TASK MATERIAL:
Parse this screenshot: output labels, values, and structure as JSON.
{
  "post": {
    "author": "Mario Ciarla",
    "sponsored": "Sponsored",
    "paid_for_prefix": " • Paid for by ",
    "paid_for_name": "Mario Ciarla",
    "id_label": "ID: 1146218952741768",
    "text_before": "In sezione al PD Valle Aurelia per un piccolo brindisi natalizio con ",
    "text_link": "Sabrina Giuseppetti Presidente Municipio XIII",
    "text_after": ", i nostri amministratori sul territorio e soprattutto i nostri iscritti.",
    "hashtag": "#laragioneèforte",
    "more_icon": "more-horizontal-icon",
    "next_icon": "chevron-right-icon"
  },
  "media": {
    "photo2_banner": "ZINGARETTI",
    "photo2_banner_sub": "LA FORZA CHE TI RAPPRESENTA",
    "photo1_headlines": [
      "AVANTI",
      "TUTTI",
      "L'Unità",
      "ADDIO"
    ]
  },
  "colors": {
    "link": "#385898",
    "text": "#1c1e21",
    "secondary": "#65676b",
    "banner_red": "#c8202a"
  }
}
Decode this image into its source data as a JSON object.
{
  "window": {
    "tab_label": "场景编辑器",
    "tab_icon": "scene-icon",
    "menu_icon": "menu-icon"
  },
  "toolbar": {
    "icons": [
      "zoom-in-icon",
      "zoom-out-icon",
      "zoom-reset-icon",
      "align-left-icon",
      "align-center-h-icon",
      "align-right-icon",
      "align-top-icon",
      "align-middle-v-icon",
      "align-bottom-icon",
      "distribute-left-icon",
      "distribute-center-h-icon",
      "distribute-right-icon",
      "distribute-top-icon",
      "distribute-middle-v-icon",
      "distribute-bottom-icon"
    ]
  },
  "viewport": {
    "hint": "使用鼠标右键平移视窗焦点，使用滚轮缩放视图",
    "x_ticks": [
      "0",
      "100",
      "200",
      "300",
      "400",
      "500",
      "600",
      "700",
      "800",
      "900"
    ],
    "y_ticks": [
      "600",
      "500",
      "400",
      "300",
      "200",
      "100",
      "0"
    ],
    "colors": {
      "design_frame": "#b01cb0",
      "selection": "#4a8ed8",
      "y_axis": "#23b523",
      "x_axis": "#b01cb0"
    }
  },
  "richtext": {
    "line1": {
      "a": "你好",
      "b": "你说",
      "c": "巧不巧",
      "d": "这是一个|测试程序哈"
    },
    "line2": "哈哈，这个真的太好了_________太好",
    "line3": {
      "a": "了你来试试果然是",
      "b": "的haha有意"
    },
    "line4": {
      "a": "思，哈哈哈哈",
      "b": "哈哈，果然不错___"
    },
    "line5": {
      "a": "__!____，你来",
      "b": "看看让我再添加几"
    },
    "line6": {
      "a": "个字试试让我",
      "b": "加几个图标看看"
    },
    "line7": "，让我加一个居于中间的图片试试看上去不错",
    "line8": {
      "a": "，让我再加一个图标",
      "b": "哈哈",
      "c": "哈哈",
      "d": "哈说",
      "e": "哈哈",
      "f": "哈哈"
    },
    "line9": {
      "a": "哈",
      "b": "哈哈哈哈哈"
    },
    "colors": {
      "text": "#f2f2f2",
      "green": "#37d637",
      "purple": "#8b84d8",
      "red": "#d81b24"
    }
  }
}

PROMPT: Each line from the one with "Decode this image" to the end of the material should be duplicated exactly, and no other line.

SOLUTION FOR THIS EXERCISE:
Decode this image into its source data as a JSON object.
{
  "window": {
    "tab_label": "场景编辑器",
    "tab_icon": "scene-icon",
    "menu_icon": "menu-icon"
  },
  "toolbar": {
    "icons": [
      "zoom-in-icon",
      "zoom-out-icon",
      "zoom-reset-icon",
      "align-left-icon",
      "align-center-h-icon",
      "align-right-icon",
      "align-top-icon",
      "align-middle-v-icon",
      "align-bottom-icon",
      "distribute-left-icon",
      "distribute-center-h-icon",
      "distribute-right-icon",
      "distribute-top-icon",
      "distribute-middle-v-icon",
      "distribute-bottom-icon"
    ]
  },
  "viewport": {
    "hint": "使用鼠标右键平移视窗焦点，使用滚轮缩放视图",
    "x_ticks": [
      "0",
      "100",
      "200",
      "300",
      "400",
      "500",
      "600",
      "700",
      "800",
      "900"
    ],
    "y_ticks": [
      "600",
      "500",
      "400",
      "300",
      "200",
      "100",
      "0"
    ],
    "colors": {
      "design_frame": "#b01cb0",
      "selection": "#4a8ed8",
      "y_axis": "#23b523",
      "x_axis": "#b01cb0"
    }
  },
  "richtext": {
    "line1": {
      "a": "你好",
      "b": "你说",
      "c": "巧不巧",
      "d": "这是一个|测试程序哈"
    },
    "line2": "哈哈，这个真的太好了_________太好",
    "line3": {
      "a": "了你来试试果然是",
      "b": "的haha有意"
    },
    "line4": {
      "a": "思，哈哈哈哈",
      "b": "哈哈，果然不错___"
    },
    "line5": {
      "a": "__!____，你来",
      "b": "看看让我再添加几"
    },
    "line6": {
      "a": "个字试试让我",
      "b": "加几个图标看看"
    },
    "line7": "，让我加一个居于中间的图片试试看上去不错",
    "line8": {
      "a": "，让我再加一个图标",
      "b": "哈哈",
      "c": "哈哈",
      "d": "哈说",
      "e": "哈哈",
      "f": "哈哈"
    },
    "line9": {
      "a": "哈",
      "b": "哈哈哈哈哈"
    },
    "colors": {
      "text": "#f2f2f2",
      "green": "#37d637",
      "purple": "#8b84d8",
      "red": "#d81b24"
    }
  }
}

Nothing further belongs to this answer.